  4. I garden every open square inch possible….vertical and horizontal (I have peppers and tomatoes stuck everywhere in the summer)

    This is what I've been doing. Hand painting a sign for our Bed & Breakfast. I covered in paint and am told by my husband that I must roll in paint like a horse in sand. http://www.amandasbequest.com

  5. I am a crazy chicken lady (love my free range “girls”) and they follow me about like ducklings
  6. I teach heritage culinary and farm kitchen skills (soap making, pressure canning, gardening, baking breads and pies old-style…etc) in a 140 year old kitchen (www.bygonebasics.com)
  7. I have a novel pacing across my brain and back, rattling its cage, wanting to get out….

Here are 15 versatile blogs I enjoy (no particular order):

1.  The Soulsby Farm (http://soulsbyfarm.wordpress.com/) who believe in the same lifestyle I do of self- sustainable living and are random bloggers so you get a wonderful view of their lives.
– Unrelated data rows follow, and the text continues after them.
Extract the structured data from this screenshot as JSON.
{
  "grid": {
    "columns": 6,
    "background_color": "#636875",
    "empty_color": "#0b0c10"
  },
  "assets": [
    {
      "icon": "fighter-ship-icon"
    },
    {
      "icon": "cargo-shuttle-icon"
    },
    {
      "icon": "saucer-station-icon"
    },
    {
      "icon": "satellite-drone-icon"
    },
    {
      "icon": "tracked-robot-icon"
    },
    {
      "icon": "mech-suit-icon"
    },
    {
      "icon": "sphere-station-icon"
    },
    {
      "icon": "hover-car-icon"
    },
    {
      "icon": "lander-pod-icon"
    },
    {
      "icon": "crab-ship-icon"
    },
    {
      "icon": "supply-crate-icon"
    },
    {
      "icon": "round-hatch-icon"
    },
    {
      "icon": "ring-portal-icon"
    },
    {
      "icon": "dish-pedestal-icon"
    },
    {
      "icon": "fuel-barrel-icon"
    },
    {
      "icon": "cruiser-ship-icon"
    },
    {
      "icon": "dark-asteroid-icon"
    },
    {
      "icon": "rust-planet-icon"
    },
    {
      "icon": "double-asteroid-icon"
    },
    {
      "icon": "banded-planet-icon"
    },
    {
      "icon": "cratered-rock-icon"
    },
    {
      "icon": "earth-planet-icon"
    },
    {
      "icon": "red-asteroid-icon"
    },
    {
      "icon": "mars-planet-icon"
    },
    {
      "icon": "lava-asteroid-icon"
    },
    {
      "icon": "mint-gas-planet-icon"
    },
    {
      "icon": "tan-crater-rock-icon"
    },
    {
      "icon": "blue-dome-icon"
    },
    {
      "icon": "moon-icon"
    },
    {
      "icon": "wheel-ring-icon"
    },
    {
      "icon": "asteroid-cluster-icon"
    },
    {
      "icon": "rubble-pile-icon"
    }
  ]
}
2.  Jen Maan in Amman (http://jenmaaninamman.com/) an ex-patriot from Southern California who is currently in Amman with her husband.  Her blogs are humourous and cultural diverse…and have some interesting recipes too!

3.  Kath Usitalo (http://kathusitalo.com/) has a couple of blogs and a great writing style…and she’s continuously visiting interesting places and sharing them in her blog with great photography too.  You never know what she’s going to share next.

4.  In Toads Garden (http://toads.wordpress.com/) is a wonderful gardener in Denmark with a very natural earthy style that I enjoy.

5.  Yes You Can (http://yes-you-can-can.com/) is a wonderful country girl’s guide and covers sewing, cooking, gardening…lots of basic “how to’s”

6.  thesolitarycook (http://thesolitarycook.wordpress.com/) is all about FOOD!  She knows her stuff and clearly loves the enormous variety of foods she writes about.

7.  wallopingteaspoon (http://wallopingteaspoon.wordpress.com/) is also culinary pro in my book.  Her blogs are thorough and well written.  She blogs about food from tuxedo cupcakes to a good “sammich” to Red Snapper

8.  Rosey Dow Blog (http://roseydow.wordpress.com/) I like her old house blogs and feel an affinity.

9.  hippie itch (http://hippieitch.wordpress.com/) covers a lot of topics from healthy lifestyles to food to animals.  I love her passion for animals.

10.  The Domestically Impaired Guide to Retro Kitchen Arts (http://kellisretrokitchenarts.wordpress.com/) is a great blog on home canning…a KINDRED SPIRIT.

11.  Aquaponic Family (http://aquaponicfamily.wordpress.com/) is a fun blog about aquaponic gardening.  I live vicariously through them as I would like to do what they are….

12.  Farm Country Crafts (http://farmcountrycrafts.wordpress.com/) Pretty well described in the title but goes much further!  A fun blog and you’ll love her Five Reasons to Do Yard Work in the Shade.

13.  domesticateddilettante (http://domesticateddilettante.wordpress.com/ is a well-written and well-rounded blog about family, food, gardening… I love that she is determined to garden.

14.  The Cosy Creative (http://thecosycreative.wordpress.com/) is about a lot of things.  I really like her motto “feel happy, make something”

15.  Linda Stone (http://lindastone.net/) is a thinker and able to transmit those thoughts with good clear writing.  What can I say, I like thinkers!

Keep up the great posts!  And thank you for sharing parts of your lives with me.

Valerie Hanson